ACTIVITY:
Your answer needs to include each line of the records in which the string "Devices" can be found.

DATA TO USE:

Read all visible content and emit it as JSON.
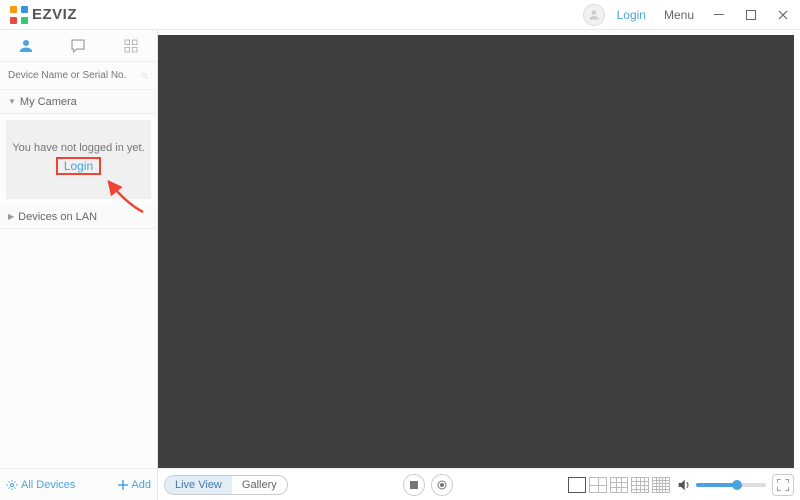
{
  "titlebar": {
    "brand": "EZVIZ",
    "login": "Login",
    "menu": "Menu"
  },
  "sidebar": {
    "search_placeholder": "Device Name or Serial No.",
    "sections": {
      "my_camera": "My Camera",
      "devices_on_lan": "Devices on LAN"
    },
    "login_panel": {
      "message": "You have not logged in yet.",
      "login": "Login"
    }
  },
  "bottom": {
    "all_devices": "All Devices",
    "add": "Add",
    "tabs": {
      "live_view": "Live View",
      "gallery": "Gallery"
    },
    "volume_percent": 55
  }
}
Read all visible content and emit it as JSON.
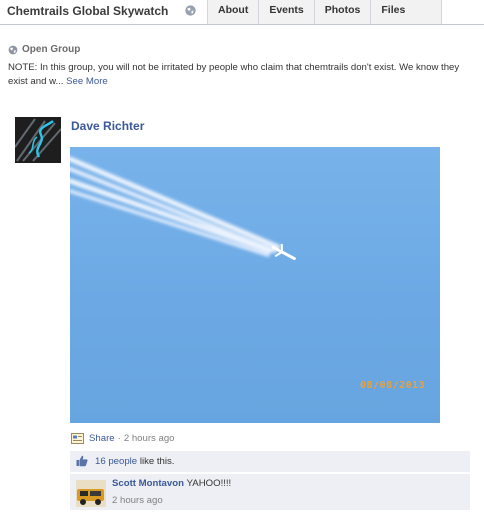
{
  "group": {
    "title": "Chemtrails Global Skywatch",
    "tabs": [
      "About",
      "Events",
      "Photos",
      "Files"
    ],
    "privacy": "Open Group",
    "note": "NOTE: In this group, you will not be irritated by people who claim that chemtrails don't exist. We know they exist and w...",
    "see_more": "See More"
  },
  "post": {
    "author": "Dave Richter",
    "photo_date_stamp": "08/08/2013",
    "share_label": "Share",
    "separator": "·",
    "time": "2 hours ago",
    "likes_link": "16 people",
    "likes_suffix": " like this."
  },
  "comment": {
    "author": "Scott Montavon",
    "text": "YAHOO!!!!",
    "time": "2 hours ago"
  },
  "colors": {
    "link": "#3b5998",
    "sky": "#6ca9e4",
    "date_stamp": "#e8a23a",
    "comment_bg": "#edeff4"
  },
  "icons": [
    "globe-icon",
    "share-icon",
    "like-icon"
  ]
}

TASK SOLUTION:
      "devices_on_lan": "Devices on LAN"
    "all_devices": "All Devices",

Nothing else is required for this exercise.